While many Hollywood stars are known for outrageous demands and extreme requests, Robin had a rather unusual task for production companies.
Brian Lord, senior vice president at Premiere Speakers Bureau and 1998 graduate of DePauw University, was in negotiations to book Robin Williams for an event a few years before Robin passed away.
His recollections of Williams’ “rider” — the part of the contract agreement where a performer stipulates extras that are required, such as food and backstage conditions — are noted in a Huffington Post article.
“When I got Robin Williams’ rider, I was very surprised by what I found. He actually had a requirement that, for every single event or film he did, the company hiring him also had to hire a certain number of homeless people and put them to work,” he said.
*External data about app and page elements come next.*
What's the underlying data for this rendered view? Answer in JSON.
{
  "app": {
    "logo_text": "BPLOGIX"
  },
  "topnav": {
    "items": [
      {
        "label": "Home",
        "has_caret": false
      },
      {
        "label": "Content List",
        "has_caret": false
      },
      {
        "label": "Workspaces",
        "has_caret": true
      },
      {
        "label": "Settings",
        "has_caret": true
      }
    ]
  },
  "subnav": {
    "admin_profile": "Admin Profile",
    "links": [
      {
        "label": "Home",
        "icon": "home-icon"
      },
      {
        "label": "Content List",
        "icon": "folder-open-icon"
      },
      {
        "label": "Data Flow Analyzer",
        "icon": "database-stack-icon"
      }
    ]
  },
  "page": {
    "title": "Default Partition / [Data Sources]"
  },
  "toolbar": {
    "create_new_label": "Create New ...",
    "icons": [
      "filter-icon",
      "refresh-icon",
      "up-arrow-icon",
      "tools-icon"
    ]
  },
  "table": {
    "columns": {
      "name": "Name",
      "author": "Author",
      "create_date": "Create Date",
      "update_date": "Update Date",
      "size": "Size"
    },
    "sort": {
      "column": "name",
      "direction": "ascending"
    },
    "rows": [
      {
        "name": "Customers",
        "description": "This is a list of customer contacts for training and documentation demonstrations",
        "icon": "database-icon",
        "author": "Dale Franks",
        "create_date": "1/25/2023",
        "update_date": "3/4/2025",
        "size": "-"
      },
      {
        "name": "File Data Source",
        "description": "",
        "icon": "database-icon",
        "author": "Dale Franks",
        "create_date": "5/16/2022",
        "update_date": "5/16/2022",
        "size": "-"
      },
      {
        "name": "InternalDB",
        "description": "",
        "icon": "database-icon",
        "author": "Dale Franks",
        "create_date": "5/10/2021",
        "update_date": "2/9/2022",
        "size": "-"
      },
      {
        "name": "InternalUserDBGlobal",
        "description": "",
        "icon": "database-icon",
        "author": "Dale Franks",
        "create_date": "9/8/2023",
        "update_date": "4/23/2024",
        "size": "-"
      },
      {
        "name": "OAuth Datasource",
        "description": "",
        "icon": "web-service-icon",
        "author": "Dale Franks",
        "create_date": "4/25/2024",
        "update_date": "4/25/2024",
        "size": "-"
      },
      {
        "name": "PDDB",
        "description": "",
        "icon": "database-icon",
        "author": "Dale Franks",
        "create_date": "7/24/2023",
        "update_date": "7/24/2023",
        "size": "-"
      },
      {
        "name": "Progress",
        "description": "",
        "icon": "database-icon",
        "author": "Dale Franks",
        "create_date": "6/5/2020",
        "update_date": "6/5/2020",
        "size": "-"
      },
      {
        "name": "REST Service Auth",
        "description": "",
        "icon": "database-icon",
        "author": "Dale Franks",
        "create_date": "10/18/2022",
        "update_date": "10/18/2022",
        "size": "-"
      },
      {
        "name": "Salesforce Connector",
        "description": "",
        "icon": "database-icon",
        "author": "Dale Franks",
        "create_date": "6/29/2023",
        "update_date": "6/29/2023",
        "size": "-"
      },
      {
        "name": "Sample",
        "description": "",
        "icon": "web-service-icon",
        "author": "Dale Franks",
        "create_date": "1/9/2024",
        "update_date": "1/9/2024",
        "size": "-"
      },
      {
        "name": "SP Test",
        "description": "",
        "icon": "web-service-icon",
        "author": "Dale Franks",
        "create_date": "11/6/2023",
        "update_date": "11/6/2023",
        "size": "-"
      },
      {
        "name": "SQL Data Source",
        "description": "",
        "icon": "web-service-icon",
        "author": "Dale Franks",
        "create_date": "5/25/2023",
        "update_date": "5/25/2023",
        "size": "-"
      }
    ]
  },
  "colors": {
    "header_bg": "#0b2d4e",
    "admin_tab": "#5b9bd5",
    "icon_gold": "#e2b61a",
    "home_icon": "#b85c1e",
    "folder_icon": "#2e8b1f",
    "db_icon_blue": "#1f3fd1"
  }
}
“I never watched a Robin Williams movie the same way after that. I’m sure that on his own time and with his own money, he was working with these people in need, but he’d also decided to use his clout as an entertainer to make sure that production companies and event planners also learned the value of giving people a chance to work their way back.”